    Murano and its art told through lives, words and works of six of the most skilled Murano glass-masters. A story written through their eyes to tell the story that is never told: the story of a isle in crisis but that does not give up, the story of passionate men about glass which becomes art through their hands, the story of who works every day to carry on an ancient tradition looking at the future instead of being closed off in the past.





8:30am and 10:30am: Katharine Coleman • Niels Cosman


8:30am - Kari Russell-Pool • Salt

10:30am - Eric Goldschmidt • Roger Parramore


8:30am - Stine Bidstrup • Josie Gluck and Michael Schunke • Lino Tagliapietra

10:30 am - Devin Burgess and Pablo Soto  • Michael Meilahn • Jocelyne Prince 


8:30am - Dan Mirer • Judith Schaechter

10:30 am- David Schnuckel


3:00pm - LIFETIME ACHIEVEMENT: James Carpenter
4:00pm - KEYNOTE: Wendell Weeks




8:30am and 10:30am: Max Erlacher • Pavel Novak and Martin Rosol


8:30am - Tim Drier • Carmen Lozar

10:30am - Mike Gnann • Akihisa Izumi


8:30am - Maria Bang Espersen • Laura Donefer and Jeff Mack • Eric Hilton and George Kennard

10:30 am - Beth Lipman • Patrick Martin • Eric Meek


8:30am - Kirstie Rea • Bernd Weinmayer

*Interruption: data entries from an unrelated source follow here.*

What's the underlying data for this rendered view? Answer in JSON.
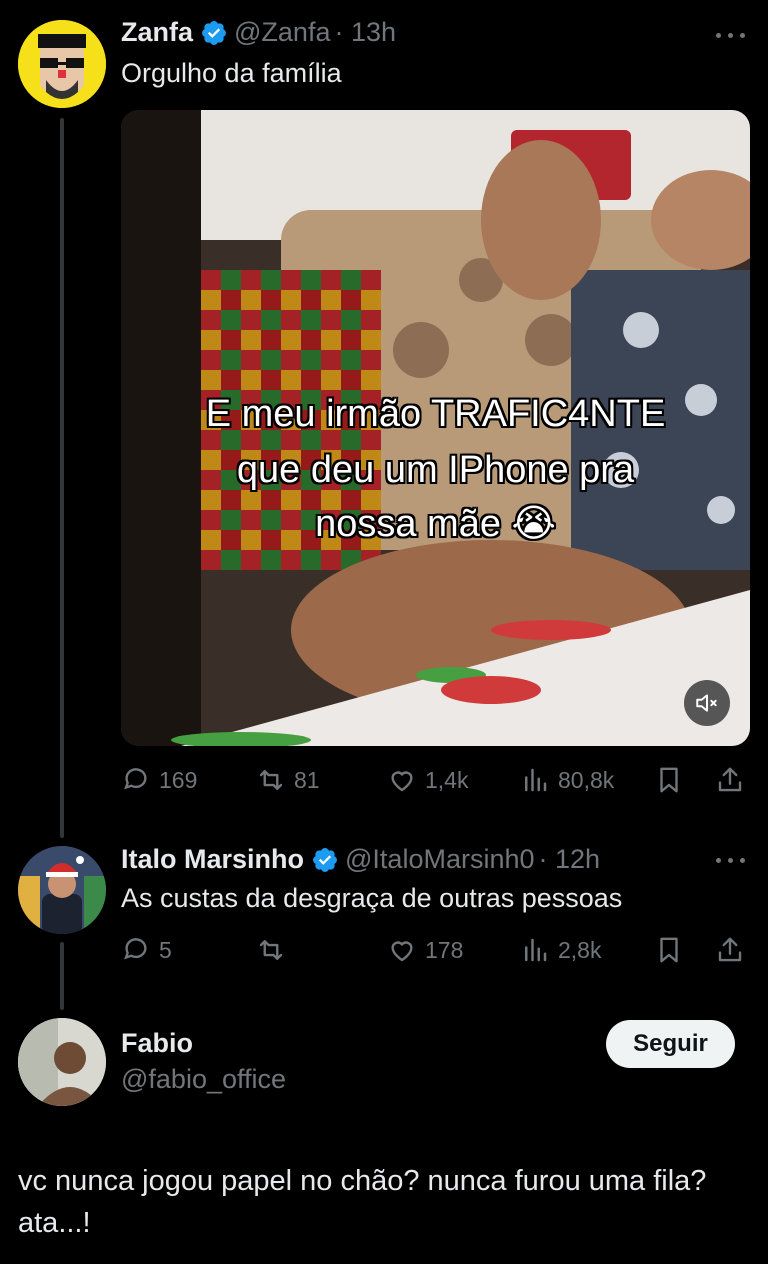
{
  "tweets": [
    {
      "name": "Zanfa",
      "handle": "@Zanfa",
      "time": "· 13h",
      "text": "Orgulho da família",
      "video_caption": [
        "E meu irmão TRAFIC4NTE",
        "que deu um IPhone pra",
        "nossa mãe 😭"
      ],
      "actions": {
        "replies": "169",
        "retweets": "81",
        "likes": "1,4k",
        "views": "80,8k"
      }
    },
    {
      "name": "Italo Marsinho",
      "handle": "@ItaloMarsinh0",
      "time": "· 12h",
      "text": "As custas da desgraça de outras pessoas",
      "actions": {
        "replies": "5",
        "retweets": "",
        "likes": "178",
        "views": "2,8k"
      }
    }
  ],
  "main_post": {
    "name": "Fabio",
    "handle": "@fabio_office",
    "follow_label": "Seguir",
    "text": "vc nunca jogou papel no chão? nunca furou uma fila? ata...!"
  },
  "colors": {
    "verified": "#1d9bf0",
    "muted": "#71767b",
    "text": "#e7e9ea"
  }
}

10:30 am- Yoko Hirosawa, Naoko Kato, Mica Okuno, Momoo Omuro, and Yoko Yagi • Etsuko Nishi


12:30pm - Emerging Artist Presentations
1:00pm -
William Gudenrath
2:15pm - Peter Bocko • Emily Zilber
3:30pm - At-Risk Youth Panel
4:00pm - Elizabeth Potenza • Buster Simpson


1:00pm - The Flame-ation Project: A look behind the scenes at glass animation, Intro and Q&A with Mark Eliott

3:30pm - Murano: The Unbearable Lightness of Glass, Emanuel Toffolo, Elia Toffolo, and Caterina Toso;  introduction by Shane Fero




8:30am and 10:30am: Pavlina Cambalova • Jennifer Crescuillo


8:30am - Junichi Kojima • Mike Souza

10:30am - Lisa Demagall • Caitlin Hyde


8:30am - Adam Holtzinger • Nick Mount • Boyd Sugiki and Lisa Zerkowitz

10:30 am - Deborah Czeresko • John Moran • Raven Skyriver


8:30am - Jessi Moore • Nathan Sandberg

10:30 am- Masahiro Asaka • Andy Paiko


1:00pm - Adriano Berengo • Fritz Dreisbach
1:45pm - Green Panel
2:15pm - Rebecca Hopman and Alexandra Ruggiero • Harumi Yukutake
3:30pm - Careers in Art Panel • Technology Advancing Glass Panel


1:00pm - Degenerate Art: The Art and Culture of Glass Pipes



The Glass Art Society reserves the right to deny applications for Technical Display, advertising participation, GAS membership or the conference from anyone for any reason.